Comedic taste changes with every generation, but the work of Charlie Chaplin has remained funny across more than a century of moviegoing. In a trio of new video essays, filmmaker and critic David Cairns breaks down a few of the signature motifs and techniques that Chaplin repeated to crowd-pleasing effect throughout his career. The series kicks off with a focus on the master’s dance-like movements, which often serve as a counterpoint to the unpredictably chaotic environments his characters find themselves in. Whether rollerskating (blindfolded!) near the edge of a floor with no balustrade or trying his best not to get punched in a boxing match, Chaplin delighted in navigating the most absurd situations with balletic grace and rhythmic precision, qualities he learned from his early days as a music-hall performer. Watch the above video for a look at some of the memorably choreographed set pieces in classics like Modern Times, The Great Dictator, and City Lights.
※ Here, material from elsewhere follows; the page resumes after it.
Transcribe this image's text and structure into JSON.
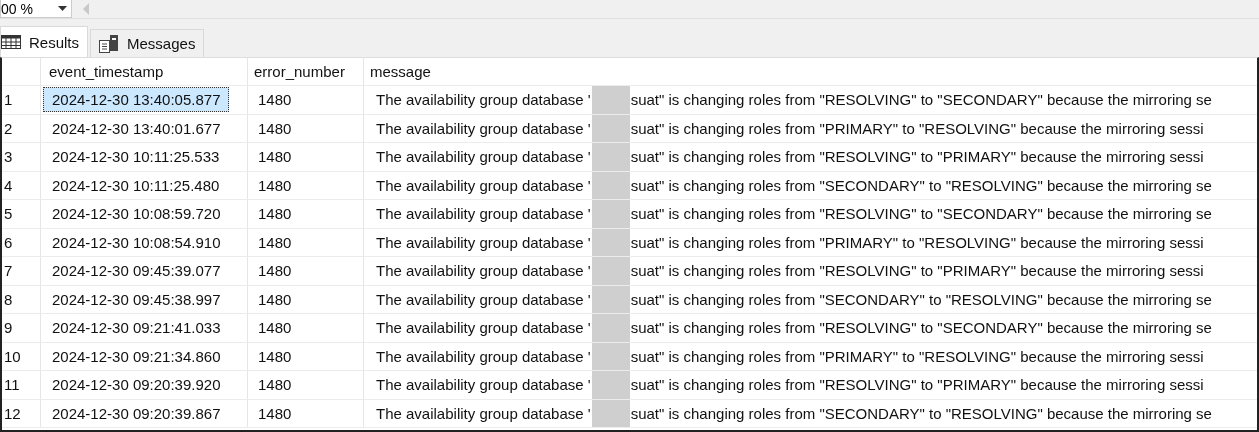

And stop by the Current next week for the next episode in Cairns’s series.
Ira Sachs Finds a Model of Artistic Courage in Je tu il elle
The director of Frankie and Keep the Lights On opens up about how the emotional and sexual candor of Chantal Akerman’s feature debut has inspired his own deeply personal approach to cinema.
Harold Lloyd’s Ingenious Blend of Slapstick and Horror in The Kid Brother
In one of his most ambitious sequences, the silent-comedy legend throws his innocent “glasses” character into a death trap of a setting.
How The Qatsi Trilogy Gave RaMell Ross a New Way of Seeing
The Oscar-nominated director of Hale County This Morning, This Evening finds an expansive political vision in the mind-altering work of Godfrey Reggio.
Morgan Neville Goes Through the Looking Glass with F for Fake
The Oscar-winning documentary filmmaker unpacks the wild inventiveness of Orson Welles and the late-career masterpiece that inspired his own approach to his new movie They’ll Love Me When I’m Dead.